Waking up one day,
Looking out your window starting to say...
No bad smells
No smoke
No noise
No trash
No junk
No muddy waters.

Just imagine
No dead birds because of
No dead trees because of
No dead people because of
No place to play because of

Be happy!
Be safe!
And just imagine a kid
Living by the Anacostia River.

-- El'Jay Johnson, age 8

'Hearing Your Words...'

Hearing your words, and not a word among them
Tuned to my liking, on a salty day
When inland woods were pushed by winds that flung them
Hissing to leeward like a ton of spray,
I thought of how off Matinicus the tide
Came pounding in, came running through the Gut,
While from the Rock the warning whistle cried,
And children whimpered, and the doors blew shut;
There in the autumn when the men go forth,
With slapping skirts the island women stand
In gardens stripped and scattered, peering north,
With dahlia tubers dripping from the hand:
The wind of their endurance, driving south,
Flattened your words against your speaking mouth.

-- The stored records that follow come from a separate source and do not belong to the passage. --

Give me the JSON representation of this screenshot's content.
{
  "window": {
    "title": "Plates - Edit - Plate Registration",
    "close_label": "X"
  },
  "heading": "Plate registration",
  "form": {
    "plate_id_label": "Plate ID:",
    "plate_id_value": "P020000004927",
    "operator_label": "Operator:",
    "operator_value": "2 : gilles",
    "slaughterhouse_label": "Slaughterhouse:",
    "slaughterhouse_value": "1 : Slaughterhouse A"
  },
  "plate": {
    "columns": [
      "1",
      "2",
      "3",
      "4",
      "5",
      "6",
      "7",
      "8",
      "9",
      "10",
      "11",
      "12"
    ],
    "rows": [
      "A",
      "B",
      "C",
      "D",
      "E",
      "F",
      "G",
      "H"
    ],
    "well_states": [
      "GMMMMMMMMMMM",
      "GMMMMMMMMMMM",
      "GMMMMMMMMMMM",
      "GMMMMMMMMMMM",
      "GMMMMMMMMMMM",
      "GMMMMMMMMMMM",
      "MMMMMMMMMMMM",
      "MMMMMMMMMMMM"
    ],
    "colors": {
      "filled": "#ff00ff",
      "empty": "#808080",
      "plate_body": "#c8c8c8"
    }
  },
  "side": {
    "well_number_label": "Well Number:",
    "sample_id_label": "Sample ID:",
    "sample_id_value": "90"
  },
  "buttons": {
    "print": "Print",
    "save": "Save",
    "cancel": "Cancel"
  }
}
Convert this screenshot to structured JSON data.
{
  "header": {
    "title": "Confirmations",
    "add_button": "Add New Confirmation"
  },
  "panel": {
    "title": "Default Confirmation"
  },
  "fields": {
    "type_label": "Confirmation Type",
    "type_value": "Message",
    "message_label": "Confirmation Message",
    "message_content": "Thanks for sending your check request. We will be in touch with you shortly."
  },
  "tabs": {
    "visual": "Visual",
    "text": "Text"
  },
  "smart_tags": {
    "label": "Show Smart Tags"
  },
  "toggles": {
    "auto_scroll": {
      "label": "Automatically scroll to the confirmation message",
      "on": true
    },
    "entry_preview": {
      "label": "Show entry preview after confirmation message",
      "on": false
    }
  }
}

Copyright (C) 1931, 1958, by Edna St. Vincent Millay and Norma Millay Ellis. Reprinted with permission of Elizabeth Barnett, The Millay Society.